▶ [Problem to work on] Return every line in the entries below where the word "description" shows up.

▶ [Provided data]

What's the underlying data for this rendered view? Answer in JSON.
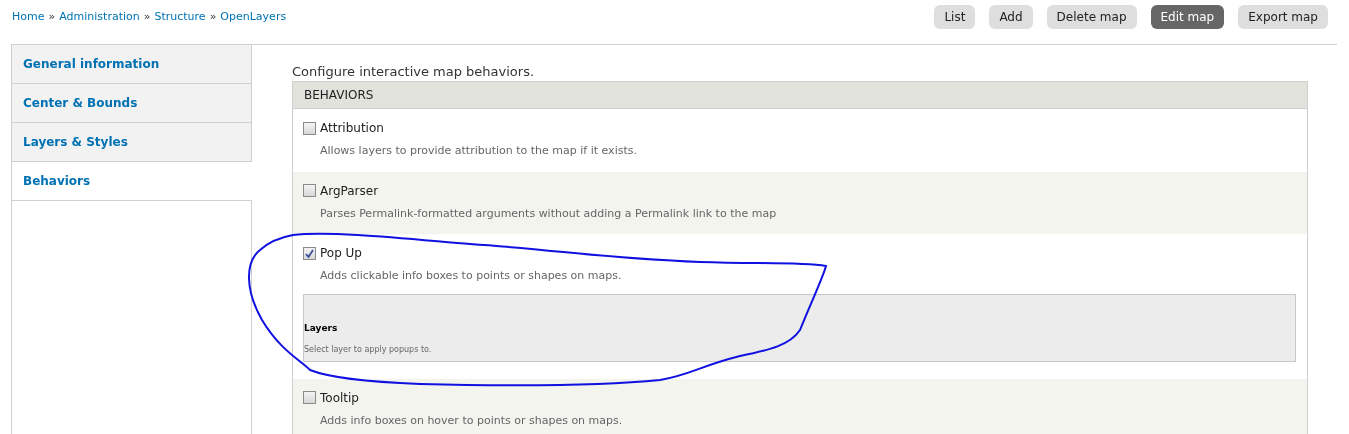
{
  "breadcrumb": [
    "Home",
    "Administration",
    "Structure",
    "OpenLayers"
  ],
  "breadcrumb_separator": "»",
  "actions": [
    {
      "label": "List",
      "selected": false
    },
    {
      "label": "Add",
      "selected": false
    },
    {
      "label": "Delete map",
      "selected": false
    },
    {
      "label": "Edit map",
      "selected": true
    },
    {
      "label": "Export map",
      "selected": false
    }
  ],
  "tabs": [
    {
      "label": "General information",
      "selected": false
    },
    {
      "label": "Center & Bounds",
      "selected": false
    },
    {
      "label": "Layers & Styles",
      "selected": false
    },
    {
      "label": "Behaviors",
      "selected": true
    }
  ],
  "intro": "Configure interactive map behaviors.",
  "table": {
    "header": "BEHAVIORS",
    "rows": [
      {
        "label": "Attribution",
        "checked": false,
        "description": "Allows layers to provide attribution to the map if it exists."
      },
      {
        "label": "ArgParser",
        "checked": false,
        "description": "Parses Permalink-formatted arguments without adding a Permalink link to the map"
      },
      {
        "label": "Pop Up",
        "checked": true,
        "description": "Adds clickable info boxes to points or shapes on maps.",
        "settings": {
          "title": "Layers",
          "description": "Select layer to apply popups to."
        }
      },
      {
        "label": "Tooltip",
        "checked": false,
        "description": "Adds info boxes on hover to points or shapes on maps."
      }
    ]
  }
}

▶ [Output of the exercise]
        "description": "Allows layers to provide attribution to the map if it exists."
        "description": "Parses Permalink-formatted arguments without adding a Permalink link to the map"
        "description": "Adds clickable info boxes to points or shapes on maps.",
          "description": "Select layer to apply popups to."
        "description": "Adds info boxes on hover to points or shapes on maps."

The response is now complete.